In this case, the court stated, "[t]he external features of the transaction … demonstrate that taxpayer's granting of both the first and second conservation easements to Boulder County was part of a quid pro quo exchange for Boulder County's approving his subdivision exemption request." Taxpayer had, in effect, used the conservation easement as a "bargaining chip" to secure his subdivision exemption.


The government has asserted, in the alternative, both the 20% §6662(a) penalty for a "substantial valuation misstatement," and the 40% penalty for a "gross valuation misstatement" pursuant to §6662(h) for all years involved.

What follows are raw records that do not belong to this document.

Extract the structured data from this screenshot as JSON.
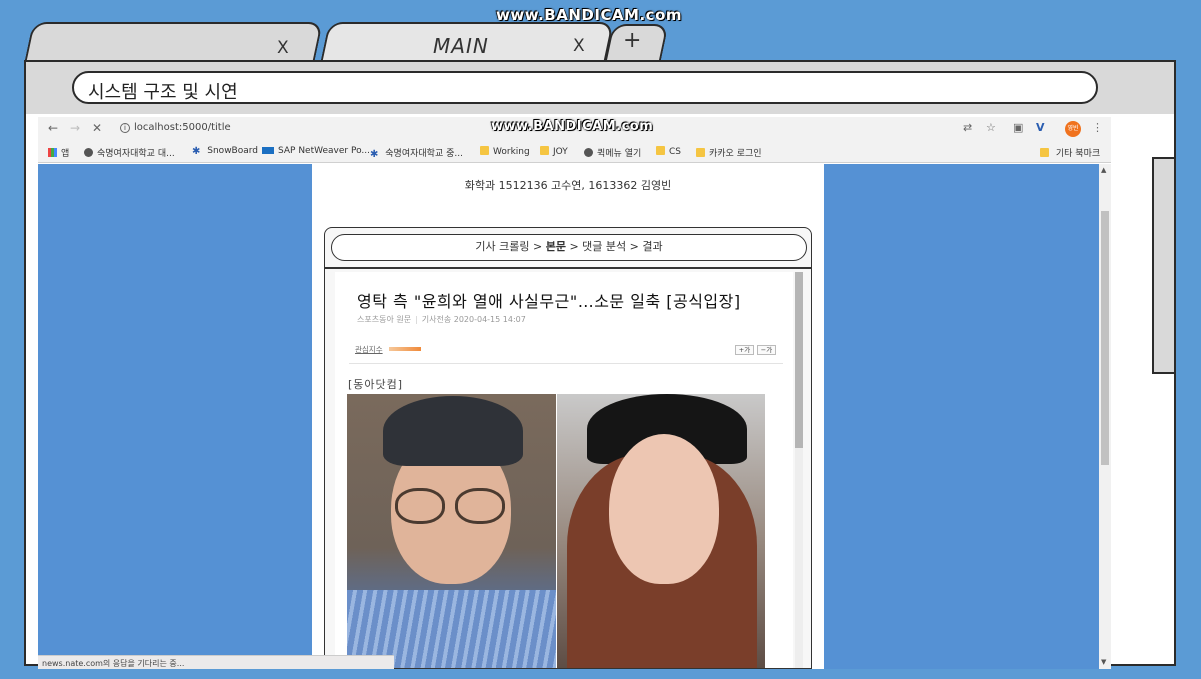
{
  "watermark": {
    "top": "www.BANDICAM.com",
    "inner": "www.BANDICAM.com"
  },
  "frame": {
    "tabs": [
      {
        "label": "",
        "close": "X"
      },
      {
        "label": "MAIN",
        "close": "X"
      }
    ],
    "new_tab": "+",
    "slide_title": "시스템 구조 및 시연"
  },
  "browser": {
    "url": "localhost:5000/title",
    "profile_label": "영빈",
    "bookmarks": [
      {
        "label": "앱",
        "icon": "apps-grid-icon"
      },
      {
        "label": "숙명여자대학교 대...",
        "icon": "globe-icon"
      },
      {
        "label": "SnowBoard",
        "icon": "star-icon"
      },
      {
        "label": "SAP NetWeaver Po...",
        "icon": "sap-icon"
      },
      {
        "label": "숙명여자대학교 중...",
        "icon": "star-icon"
      },
      {
        "label": "Working",
        "icon": "folder-icon"
      },
      {
        "label": "JOY",
        "icon": "folder-icon"
      },
      {
        "label": "퀵메뉴 열기",
        "icon": "globe-icon"
      },
      {
        "label": "CS",
        "icon": "folder-icon"
      },
      {
        "label": "카카오 로그인",
        "icon": "folder-icon"
      }
    ],
    "other_bookmarks": "기타 북마크",
    "status": "news.nate.com의 응답을 기다리는 중..."
  },
  "page": {
    "authors": "화학과 1512136 고수연, 1613362 김영빈",
    "steps": {
      "s1": "기사 크롤링 >",
      "s2": "본문",
      "s3": "> 댓글 분석 > 결과"
    },
    "article": {
      "headline": "영탁 측 \"윤희와 열애 사실무근\"…소문 일축 [공식입장]",
      "source_name": "스포츠동아 원문",
      "sent_time": "기사전송 2020-04-15 14:07",
      "interest": "관심지수",
      "font_up": "+가",
      "font_down": "−가",
      "byline": "[동아닷컴]"
    }
  }
}
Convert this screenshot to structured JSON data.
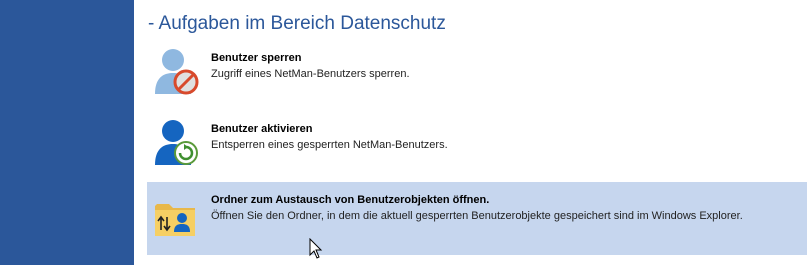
{
  "section": {
    "title": "- Aufgaben im Bereich Datenschutz"
  },
  "tasks": [
    {
      "title": "Benutzer sperren",
      "description": "Zugriff eines NetMan-Benutzers sperren.",
      "icon": "user-lock-icon"
    },
    {
      "title": "Benutzer aktivieren",
      "description": "Entsperren eines gesperrten NetMan-Benutzers.",
      "icon": "user-activate-icon"
    },
    {
      "title": "Ordner zum Austausch von Benutzerobjekten öffnen.",
      "description": "Öffnen Sie den Ordner, in dem die aktuell gesperrten Benutzerobjekte gespeichert sind im Windows Explorer.",
      "icon": "folder-exchange-icon",
      "selected": true
    }
  ],
  "colors": {
    "sidebar": "#2b579a",
    "title": "#2b579a",
    "selection": "#c6d6ee",
    "user_light": "#8fb8e0",
    "user_dark": "#1565c0"
  }
}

Section 6662 imposes an accuracy-related penalty of 20% on an underpayment of tax attributable to, inter alia, (1) negligence or disregard of rules or regulations; (2) any substantial understatement of income tax; or (3) any substantial valuation misstatement. If any part of the underpayment is attributable to a gross valuation misstatement, the penalty is increased from 20% to 40%. Only one accuracy-related penalty may be imposed with respect to any given portion of an underpayment, even if that portion is attributable to more than one of the type misconduct.

In this case, the court determined that although a "gross valuation misstatement" had occurred (in that taxpayer's valuation of the property was 400% or more of the correct amount, as determined by the government), the taxpayer had obtained a "qualified appraisal" of the and had made a good-faith investigation of the value of the contributed property. Therefore, the court held that taxpayer satisfied the §6664(c)(2) "reasonable cause exception" for underpayments related to the §6662(h) gross valuation misstatement penalty.

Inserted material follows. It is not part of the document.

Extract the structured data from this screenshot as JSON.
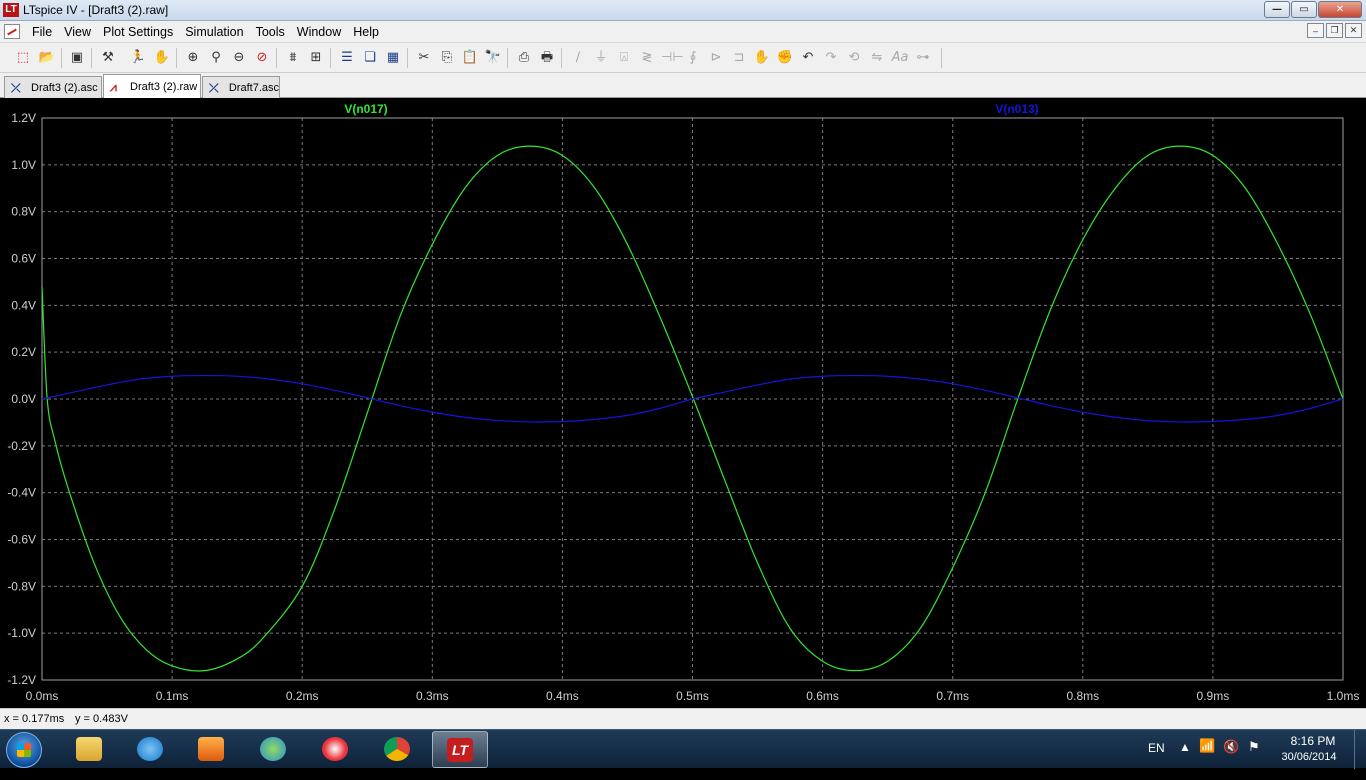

It nevertheless applied the "substantial understatement" penalty that applies when an understatement exceeds the greater of 10% of the tax required to be shown on the income tax return or $5,000. The court found that the taxpayer had not acted with reasonable cause and good faith for purposes of this section because he did not satisfy the three-prong test for reliance on professional advice. To satisfy the three-prong test: (1) the adviser must be a competent professional who had sufficient experience to justify the reliance; (2) the taxpayer must provide necessary and accurate information to the adviser; and (3) the taxpayer must actually rely in good faith on the adviser's judgment. Taxpayer did not meet these requirements because "all of the parties involved in the second conservation easement understood that the easement was contributed for the express purpose of encouraging Boulder County to grant taxpayer a subdivision exemption. Indeed, [the court continued] it would be unreasonable for us to believe that anyone involved in this transaction (i.e., taxpayer, his advisers, and the county commissioners) believed that there was an unrequited contribution."

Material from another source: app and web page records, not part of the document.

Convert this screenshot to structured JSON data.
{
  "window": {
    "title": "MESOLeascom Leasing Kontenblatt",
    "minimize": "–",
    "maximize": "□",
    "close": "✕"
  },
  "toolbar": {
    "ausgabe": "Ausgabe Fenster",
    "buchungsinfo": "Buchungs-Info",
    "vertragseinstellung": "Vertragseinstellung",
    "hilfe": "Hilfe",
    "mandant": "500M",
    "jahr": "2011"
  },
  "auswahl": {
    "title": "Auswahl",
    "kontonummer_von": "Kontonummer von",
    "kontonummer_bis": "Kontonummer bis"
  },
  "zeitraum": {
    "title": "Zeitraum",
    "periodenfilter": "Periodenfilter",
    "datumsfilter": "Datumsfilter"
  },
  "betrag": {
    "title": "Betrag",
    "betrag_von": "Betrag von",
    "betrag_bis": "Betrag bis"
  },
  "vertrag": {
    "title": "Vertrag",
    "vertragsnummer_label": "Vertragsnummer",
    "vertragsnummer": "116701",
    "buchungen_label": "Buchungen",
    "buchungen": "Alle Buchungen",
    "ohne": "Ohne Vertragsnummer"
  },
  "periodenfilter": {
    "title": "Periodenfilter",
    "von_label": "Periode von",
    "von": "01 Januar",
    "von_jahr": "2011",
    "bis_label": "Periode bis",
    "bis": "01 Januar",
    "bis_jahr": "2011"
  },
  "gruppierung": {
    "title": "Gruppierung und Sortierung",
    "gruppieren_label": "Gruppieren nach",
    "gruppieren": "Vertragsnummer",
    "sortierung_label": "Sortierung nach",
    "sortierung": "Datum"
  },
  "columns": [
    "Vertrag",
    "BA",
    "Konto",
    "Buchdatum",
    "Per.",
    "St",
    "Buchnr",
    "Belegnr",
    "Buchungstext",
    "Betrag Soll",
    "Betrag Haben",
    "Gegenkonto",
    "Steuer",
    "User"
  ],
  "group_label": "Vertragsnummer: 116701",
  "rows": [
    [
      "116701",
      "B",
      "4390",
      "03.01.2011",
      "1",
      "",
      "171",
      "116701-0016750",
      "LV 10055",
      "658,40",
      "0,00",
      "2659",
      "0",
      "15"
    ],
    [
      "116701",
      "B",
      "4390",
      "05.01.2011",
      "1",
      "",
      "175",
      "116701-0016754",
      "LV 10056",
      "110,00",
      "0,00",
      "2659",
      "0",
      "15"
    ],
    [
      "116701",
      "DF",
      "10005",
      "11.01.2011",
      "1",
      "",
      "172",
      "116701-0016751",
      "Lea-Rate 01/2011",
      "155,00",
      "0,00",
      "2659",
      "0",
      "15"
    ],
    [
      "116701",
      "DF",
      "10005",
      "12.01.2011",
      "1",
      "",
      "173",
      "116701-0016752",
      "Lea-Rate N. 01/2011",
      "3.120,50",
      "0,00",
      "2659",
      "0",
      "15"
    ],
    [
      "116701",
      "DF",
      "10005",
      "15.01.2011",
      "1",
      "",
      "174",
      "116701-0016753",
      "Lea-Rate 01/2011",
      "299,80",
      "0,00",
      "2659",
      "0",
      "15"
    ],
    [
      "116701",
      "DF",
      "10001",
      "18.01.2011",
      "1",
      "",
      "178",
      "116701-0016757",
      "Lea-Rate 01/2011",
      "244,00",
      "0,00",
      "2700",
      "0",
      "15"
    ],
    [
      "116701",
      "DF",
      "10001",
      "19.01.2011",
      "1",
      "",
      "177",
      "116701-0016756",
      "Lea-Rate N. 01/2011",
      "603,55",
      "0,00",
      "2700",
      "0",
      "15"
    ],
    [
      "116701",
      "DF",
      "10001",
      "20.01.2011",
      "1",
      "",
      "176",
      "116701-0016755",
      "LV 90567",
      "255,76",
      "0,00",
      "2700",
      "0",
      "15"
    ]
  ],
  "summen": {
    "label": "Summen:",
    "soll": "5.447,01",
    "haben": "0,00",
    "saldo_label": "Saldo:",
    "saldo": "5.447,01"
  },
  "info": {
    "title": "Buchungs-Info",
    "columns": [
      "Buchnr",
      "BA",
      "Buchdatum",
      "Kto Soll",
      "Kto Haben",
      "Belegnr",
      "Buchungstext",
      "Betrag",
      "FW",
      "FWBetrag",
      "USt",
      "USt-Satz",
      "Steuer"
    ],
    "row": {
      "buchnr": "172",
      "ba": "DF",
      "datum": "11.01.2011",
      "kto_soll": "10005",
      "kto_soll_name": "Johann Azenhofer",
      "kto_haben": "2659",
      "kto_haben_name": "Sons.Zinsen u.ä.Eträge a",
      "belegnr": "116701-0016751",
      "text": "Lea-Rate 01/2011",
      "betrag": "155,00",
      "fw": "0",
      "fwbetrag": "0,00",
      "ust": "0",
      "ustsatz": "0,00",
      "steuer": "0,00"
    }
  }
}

In addition, none of the individuals that taxpayer relied upon in connection with his grant of the second conservation easement to Boulder County were tax professionals. Their expertise was in other areas (such as land use). Taxpayer's accountant, the CPA who prepared his returns, did not testify on taxpayer's behalf, a fact from which the court drew a negative inference.

For more information, in the Tax Management Portfolios, see Kirschten & Freitag, 863 T.M., Charitable Contributions: Income Tax Aspects, and in Tax Practice Series, see ¶2390, Charitable Contributions: Requirements for Deduction, and ¶2395, Charitable Contributions: Substantiation Requirements.

  1 363 U.S. 278 (1960).

  2 Citing  Comr. v.LoBue, 351 U.S. 243, 246 (1956), and Robertson v. U.S., 343 U.S. 711, 714 (1952).

  3 See also Rev. Rul. 67-246, 1967-2 C.B. 104; Hernandez v.Comr. , 490 U.S. 680, 690 (1989); U.S. v. American Bar Endowment, 477 U.S. 105, 118 (1986).

Request Transfer Pricing Report